Exodus 20 is what is commonly known as the Ten Commandments or the Decalog. God gives His standards and the people hear. Later in this chapter, the people will ask Moses to stand between God and them; for Moses to listen to God directly and relay God’s words to the people.
God begins with an re-introduction: I am the LORD your God. The all caps LORD tells me that I am reading the YHWH; the covenant Name of God that He gave to Moses at the burning bush. This is the personal God Who wants to not only enter into a contract with me, but wants much more to have a relationship with me. He wants to be my Friend and Counselor; my Comfort and Strength.
God then proceeds to a reminder: I … brought you out of the land of Egypt, out of the house of slavery. The Israelites did not set themselves free in a glorious rebellion and through heroic struggle. They whined and complained their way to freedom. If there were awards for “Least Likely Rebellion to Succeed”, then the Israelites would have won, hands down. Moses kept going in front of Pharaoh and making the same demand — Let God’s people go — and pronouncing a new plague on Egypt every time Pharaoh did not meet the demand. Meanwhile, the Israelites, who were still slaves, saw their work get harder and their supplies taken away and they complained. These guys were Thomas Paine’s “Summer Soldiers” if ever there were such people.

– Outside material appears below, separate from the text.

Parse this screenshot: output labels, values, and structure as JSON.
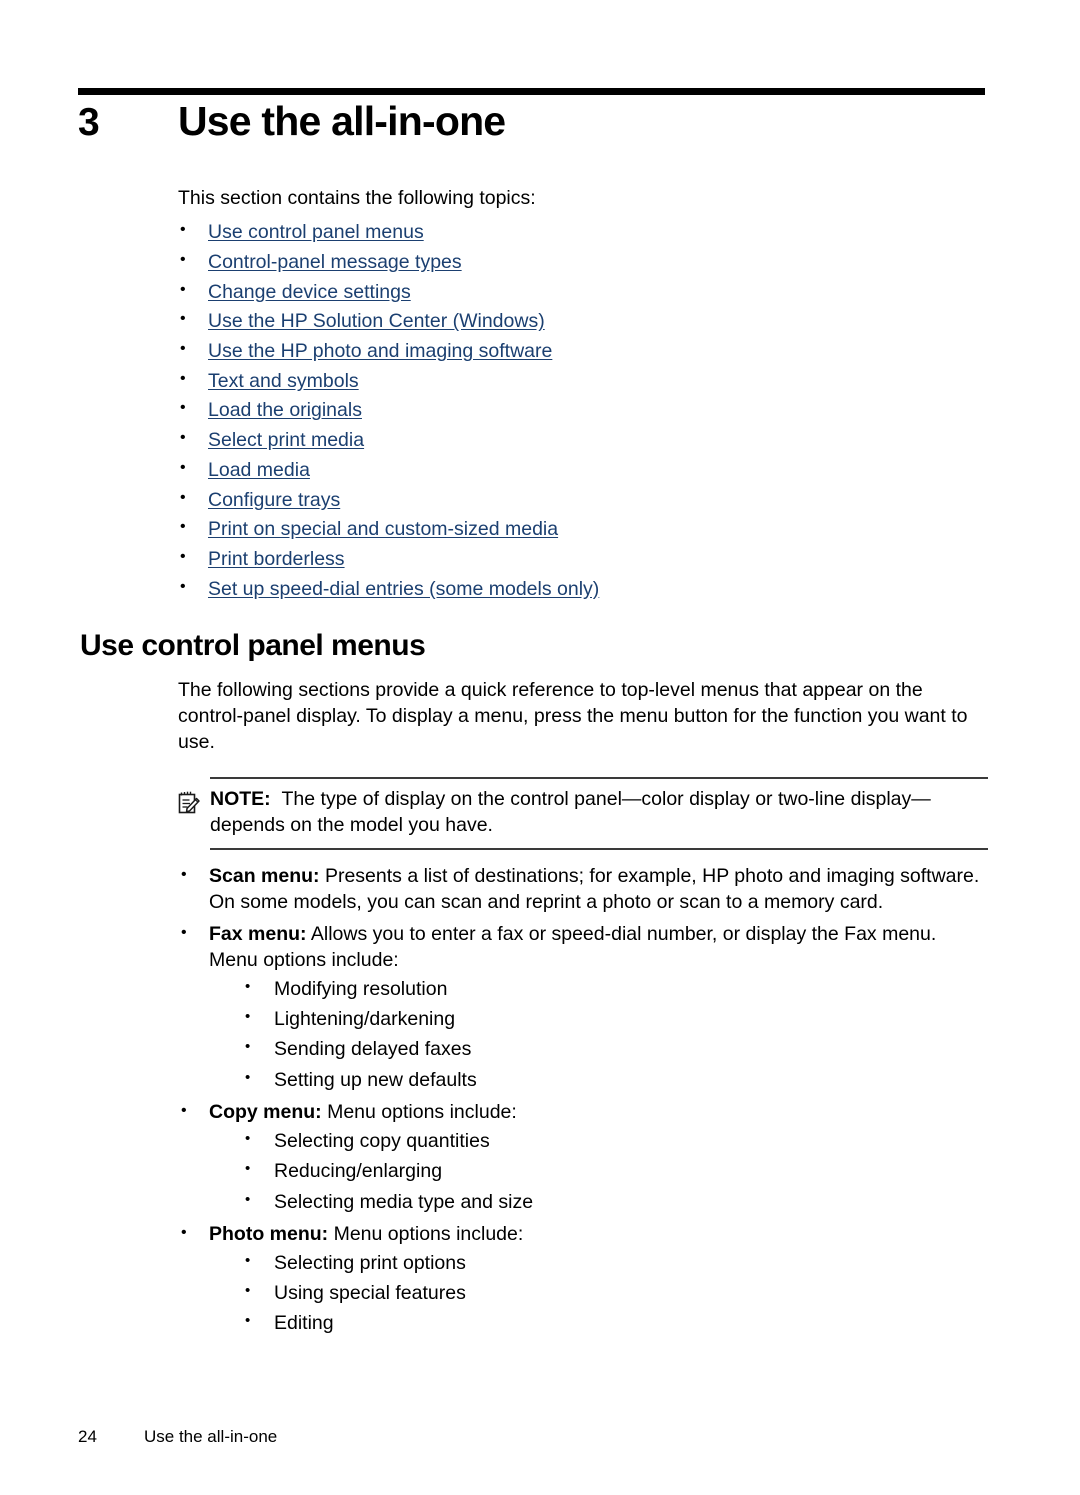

Finally, God begins setting down the rules. And Rule #1 is You shall have no other gods before Me. It is a completely reasonable rule to begin with. The God saying this is the same God Who made a covenant with their grand sires and is making good on His promise, even though most contract law would release Him given that the other party is dead — unless I take into account that an afterlife means that Abraham, Isaac, and Jacob are still alive and therefore God is still under the contractual agreement that He made … just a thought. The God Who says this is the same Who delivered them from Egypt; from slavery; from oppression. He is their liberator and His command is that they not supplant Him. The Bible tells me that He is regularly supplanted and that the consequence of the Israelites’ disobedience to this rule is that they get what the supplanter has to offer: nothing good. They return and God welcomes them back with open arms. Lather. Rinse. Repeat.
This sequence is true for me, as well. I am not an Israelite, but Jesus Christ established a covenant with me — and anyone who wishes to enter that contract — in His own blood shed on the cross. He has a Name by which I can call on Him and have relationship with Him. He is no Thunderer or Wanderer that might show up knocking at my door, but the familiar Friend Who walks in and makes Himself at home. He is my Advocate, standing before the Father and reminding Him that my sins are wiped away by Christ’s blood. He has delivered me from the bondage to sin and slavery to the various lusts and urges that come along with that bondage. Do I always act on that freedom? No. Sometimes, I behave as if I were never set free. The same is true for anyone who has been liberated from anything. It can take time to learn how to live in that new freedom. In light of all of this, it is reasonable that God wants to be the one and only object of my worship. It is rational that He should tell me that I set up none beside Him, because none can stand there and bear the comparison that will inevitably come. It is the least I can do when I consider all that He has already done just to make possible a relationship between Him and me.
Father, thank You for saving me and for even wanting to have a relationship with me. Thank You for the covenant in Christ’s blood that washes me clean and allows me to live at peace with You. Please teach me how to make You the only object of my worship. I confess that I am easily distracted and that I am, as the hymn says, prone to wander and prone to leave the God I love. As that same hymn continues, please take my heart and seal it for Your courts in Heaven.